Now consider attempting to define a distribution over functions $f: [a,b]\to \mathbb R$. Because $[a,b]$ is uncountably infinite, it is difficult to proceed exactly as above and define the entire distribution all at once. But what we can do instead is to try to define a way to describe any finite dimensional marginal distribution. More precisely, letting, $a \leq x_1 < x_2 < \cdots < x_n \leq b$ for arbitrary $n$ and arbitrary $x_i$, we call the finite dimensional marginal distribution at $x_1,\ldots,x_n$ to be the distribution of the vector $(f(x_1),\ldots, f(x_n))$ (where to be clear, the randomness is coming from the randomness in $f$). It is a well known result in stochastic process theory that under a condition known as tightness, the finite dimensional marginal distributions are sufficient to characterize the distribution of $f$ (i.e. if I give you a way to describe any finite dimensional marginal distribution, then there is exactly one distribution on $f$ consistent with these finite dimensional marginal distributions).

Let us finally relate this back to Gaussian processes and why specifying a kernel suffices for specifying a distribution over functions. By definition, a Gaussian process is just a distribution over functions such that all finite dimensional marginal distributions are Gaussian. If we make the assumption (as is made by default in the Gaussian process code you cite) that our distribution is mean 0 in the sense that $E[f(x)] = 0$ for all $x$, then to specify the finite dimensional marginal distributions, it suffices to simply specify the covariance between $f(x_1), f(x_2)$ for any $x_1, x_2$. But by definition, the meaning of the kernel function is precisely that $k(x_1,x_2) = \mathbb C\mathrm{ov}(f(x_1), f(x_2))$. Then, using the fact that the finite dimensional marginal distributions suffice to characterize the distribution of functions, specifying this kernel suffices to unambiguously describe a certain distribution of functions. Thus, the kernel function is a representation of a distribution over functions (in particular, a Gaussian process) in much the same way that the variance-covariance matrix is a representation of some mean 0 multivariate normal distribution.

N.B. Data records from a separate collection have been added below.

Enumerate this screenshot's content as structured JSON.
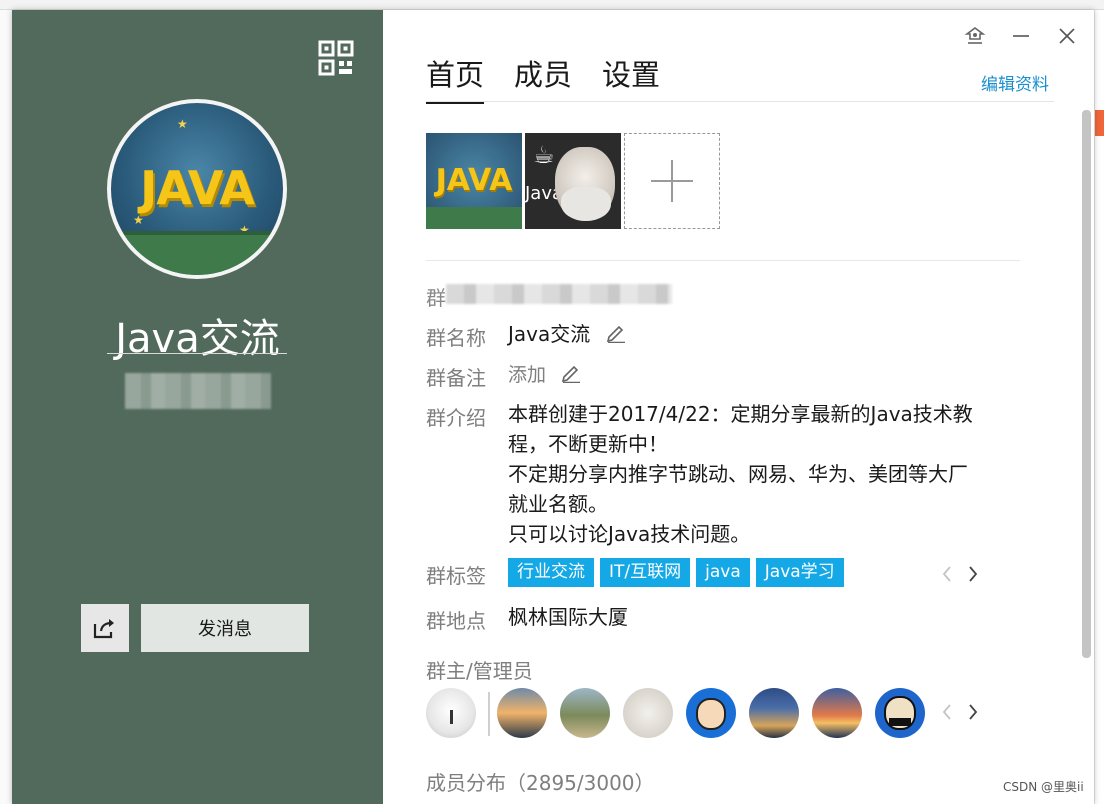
{
  "left": {
    "group_name": "Java交流",
    "avatar_logo": "JAVA",
    "send_message_label": "发消息"
  },
  "tabs": [
    "首页",
    "成员",
    "设置"
  ],
  "edit_profile_label": "编辑资料",
  "photos": {
    "photo1_logo": "JAVA",
    "photo2_text": "Java"
  },
  "info": {
    "blurred_label": "群",
    "name_label": "群名称",
    "name_value": "Java交流",
    "remark_label": "群备注",
    "remark_value": "添加",
    "intro_label": "群介绍",
    "intro_lines": [
      "本群创建于2017/4/22：定期分享最新的Java技术教",
      "程，不断更新中！",
      "不定期分享内推字节跳动、网易、华为、美团等大厂",
      "就业名额。",
      "只可以讨论Java技术问题。"
    ],
    "tags_label": "群标签",
    "tags": [
      "行业交流",
      "IT/互联网",
      "java",
      "Java学习"
    ],
    "location_label": "群地点",
    "location_value": "枫林国际大厦"
  },
  "admin_title": "群主/管理员",
  "member_distribution": "成员分布（2895/3000）",
  "watermark": "CSDN @里奥ii",
  "colors": {
    "left_panel": "#526a5b",
    "tag_bg": "#14a9e6",
    "link": "#1a8fd0"
  }
}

$\endgroup$

Your Answer

By clicking “Post Your Answer”, you agree to our terms of service, privacy policy and cookie policy

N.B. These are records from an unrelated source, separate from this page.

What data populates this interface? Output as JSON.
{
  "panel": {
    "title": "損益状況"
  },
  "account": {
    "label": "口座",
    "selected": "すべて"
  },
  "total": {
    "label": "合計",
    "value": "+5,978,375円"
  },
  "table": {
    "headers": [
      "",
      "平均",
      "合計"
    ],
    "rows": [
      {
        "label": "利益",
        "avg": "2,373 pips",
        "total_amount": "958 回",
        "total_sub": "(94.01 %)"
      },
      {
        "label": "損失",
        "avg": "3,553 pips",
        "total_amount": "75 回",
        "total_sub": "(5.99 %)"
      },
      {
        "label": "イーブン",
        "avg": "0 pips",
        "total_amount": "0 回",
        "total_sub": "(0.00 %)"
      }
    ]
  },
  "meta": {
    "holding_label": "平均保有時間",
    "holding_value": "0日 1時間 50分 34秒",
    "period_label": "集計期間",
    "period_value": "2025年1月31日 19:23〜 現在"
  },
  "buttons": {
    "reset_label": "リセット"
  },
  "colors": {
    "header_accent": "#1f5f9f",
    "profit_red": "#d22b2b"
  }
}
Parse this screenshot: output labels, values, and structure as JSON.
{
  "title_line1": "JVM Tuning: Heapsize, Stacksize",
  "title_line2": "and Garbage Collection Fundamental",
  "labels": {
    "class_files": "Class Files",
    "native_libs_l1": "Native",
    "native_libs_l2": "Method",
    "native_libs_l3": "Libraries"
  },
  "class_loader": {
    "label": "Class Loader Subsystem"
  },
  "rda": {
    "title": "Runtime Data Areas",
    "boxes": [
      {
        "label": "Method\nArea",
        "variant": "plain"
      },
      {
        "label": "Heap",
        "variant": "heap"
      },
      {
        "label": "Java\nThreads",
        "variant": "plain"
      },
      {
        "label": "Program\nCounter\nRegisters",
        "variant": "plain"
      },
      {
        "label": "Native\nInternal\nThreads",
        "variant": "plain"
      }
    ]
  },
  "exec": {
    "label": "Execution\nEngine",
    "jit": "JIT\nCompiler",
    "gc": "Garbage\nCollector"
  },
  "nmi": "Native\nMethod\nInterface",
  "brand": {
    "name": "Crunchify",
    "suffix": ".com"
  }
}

Not the answer you're looking for? Browse other questions tagged or ask your own question.